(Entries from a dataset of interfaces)
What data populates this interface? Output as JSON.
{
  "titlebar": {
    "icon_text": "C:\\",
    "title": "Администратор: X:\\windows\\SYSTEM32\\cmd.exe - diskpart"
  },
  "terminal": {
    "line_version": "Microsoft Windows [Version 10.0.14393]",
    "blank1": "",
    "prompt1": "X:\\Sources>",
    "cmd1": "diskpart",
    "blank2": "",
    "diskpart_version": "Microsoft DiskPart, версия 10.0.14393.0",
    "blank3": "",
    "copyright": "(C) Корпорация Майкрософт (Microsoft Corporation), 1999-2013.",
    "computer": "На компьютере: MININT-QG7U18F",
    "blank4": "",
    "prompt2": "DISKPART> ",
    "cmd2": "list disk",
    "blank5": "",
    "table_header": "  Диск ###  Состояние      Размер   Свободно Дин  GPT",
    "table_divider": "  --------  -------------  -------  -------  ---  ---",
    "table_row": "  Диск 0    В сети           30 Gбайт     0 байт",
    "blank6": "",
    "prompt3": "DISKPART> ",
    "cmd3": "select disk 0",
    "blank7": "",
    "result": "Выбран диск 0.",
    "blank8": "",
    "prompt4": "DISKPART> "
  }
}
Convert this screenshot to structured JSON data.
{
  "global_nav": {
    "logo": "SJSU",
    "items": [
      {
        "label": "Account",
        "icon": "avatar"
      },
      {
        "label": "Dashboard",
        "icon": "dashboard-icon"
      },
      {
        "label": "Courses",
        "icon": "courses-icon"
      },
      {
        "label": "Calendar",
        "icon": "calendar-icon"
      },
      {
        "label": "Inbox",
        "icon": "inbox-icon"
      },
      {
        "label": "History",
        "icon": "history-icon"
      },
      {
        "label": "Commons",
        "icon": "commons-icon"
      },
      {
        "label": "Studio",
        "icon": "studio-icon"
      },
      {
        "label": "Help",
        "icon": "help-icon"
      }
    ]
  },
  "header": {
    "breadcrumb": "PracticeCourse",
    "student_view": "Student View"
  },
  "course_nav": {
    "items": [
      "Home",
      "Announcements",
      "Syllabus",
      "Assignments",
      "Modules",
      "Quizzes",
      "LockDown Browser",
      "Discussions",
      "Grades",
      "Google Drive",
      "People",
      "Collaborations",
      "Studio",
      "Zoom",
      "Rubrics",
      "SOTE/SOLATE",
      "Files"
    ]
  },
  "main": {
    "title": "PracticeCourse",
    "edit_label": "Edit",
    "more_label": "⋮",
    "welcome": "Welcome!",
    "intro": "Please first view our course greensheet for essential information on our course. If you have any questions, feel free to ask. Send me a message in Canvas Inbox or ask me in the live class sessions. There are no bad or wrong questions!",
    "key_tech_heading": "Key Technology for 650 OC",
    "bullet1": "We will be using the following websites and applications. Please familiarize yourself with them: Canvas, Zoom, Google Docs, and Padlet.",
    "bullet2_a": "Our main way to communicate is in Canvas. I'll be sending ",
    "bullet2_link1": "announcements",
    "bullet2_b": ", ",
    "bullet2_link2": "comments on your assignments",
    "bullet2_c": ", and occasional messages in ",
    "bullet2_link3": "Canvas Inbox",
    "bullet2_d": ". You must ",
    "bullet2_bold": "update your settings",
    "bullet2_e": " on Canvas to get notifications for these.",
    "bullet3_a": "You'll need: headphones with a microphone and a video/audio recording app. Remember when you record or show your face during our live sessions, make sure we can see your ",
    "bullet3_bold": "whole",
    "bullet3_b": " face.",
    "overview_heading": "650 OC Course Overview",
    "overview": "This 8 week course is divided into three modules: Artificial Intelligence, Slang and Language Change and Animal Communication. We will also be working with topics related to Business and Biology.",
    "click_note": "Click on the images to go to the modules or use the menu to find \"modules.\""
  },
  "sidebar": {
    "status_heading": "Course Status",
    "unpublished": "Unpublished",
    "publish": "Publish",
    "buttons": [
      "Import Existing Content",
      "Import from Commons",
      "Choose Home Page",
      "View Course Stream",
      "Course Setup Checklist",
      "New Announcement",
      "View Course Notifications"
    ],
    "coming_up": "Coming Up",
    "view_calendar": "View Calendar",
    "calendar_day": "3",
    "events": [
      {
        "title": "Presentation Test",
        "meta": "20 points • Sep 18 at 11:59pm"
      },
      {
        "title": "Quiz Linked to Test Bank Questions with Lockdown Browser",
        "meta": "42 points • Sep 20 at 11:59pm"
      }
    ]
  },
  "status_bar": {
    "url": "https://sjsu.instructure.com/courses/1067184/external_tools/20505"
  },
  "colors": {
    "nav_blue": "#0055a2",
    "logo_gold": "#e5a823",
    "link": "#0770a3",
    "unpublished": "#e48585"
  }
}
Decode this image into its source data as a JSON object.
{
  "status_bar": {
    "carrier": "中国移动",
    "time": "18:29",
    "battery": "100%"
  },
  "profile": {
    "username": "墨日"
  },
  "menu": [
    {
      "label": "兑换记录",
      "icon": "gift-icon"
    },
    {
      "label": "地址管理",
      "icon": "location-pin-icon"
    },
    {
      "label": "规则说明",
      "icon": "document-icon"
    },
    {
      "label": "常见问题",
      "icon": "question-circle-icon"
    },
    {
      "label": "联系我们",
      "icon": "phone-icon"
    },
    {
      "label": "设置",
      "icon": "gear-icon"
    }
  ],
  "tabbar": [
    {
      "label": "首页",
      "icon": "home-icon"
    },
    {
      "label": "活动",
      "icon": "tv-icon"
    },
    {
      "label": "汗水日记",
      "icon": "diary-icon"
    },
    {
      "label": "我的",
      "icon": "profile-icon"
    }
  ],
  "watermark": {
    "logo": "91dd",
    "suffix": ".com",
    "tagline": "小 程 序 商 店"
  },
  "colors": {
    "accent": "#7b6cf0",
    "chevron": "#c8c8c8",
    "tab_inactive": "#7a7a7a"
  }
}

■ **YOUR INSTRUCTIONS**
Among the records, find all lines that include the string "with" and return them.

■ **ANSWER SPACE**
    "bullet1": "We will be using the following websites and applications. Please familiarize yourself with them: Canvas, Zoom, Google Docs, and Padlet.",
    "bullet3_a": "You'll need: headphones with a microphone and a video/audio recording app. Remember when you record or show your face during our live sessions, make sure we can see your ",
    "overview": "This 8 week course is divided into three modules: Artificial Intelligence, Slang and Language Change and Animal Communication. We will also be working with topics related to Business and Biology.",
        "title": "Quiz Linked to Test Bank Questions with Lockdown Browser",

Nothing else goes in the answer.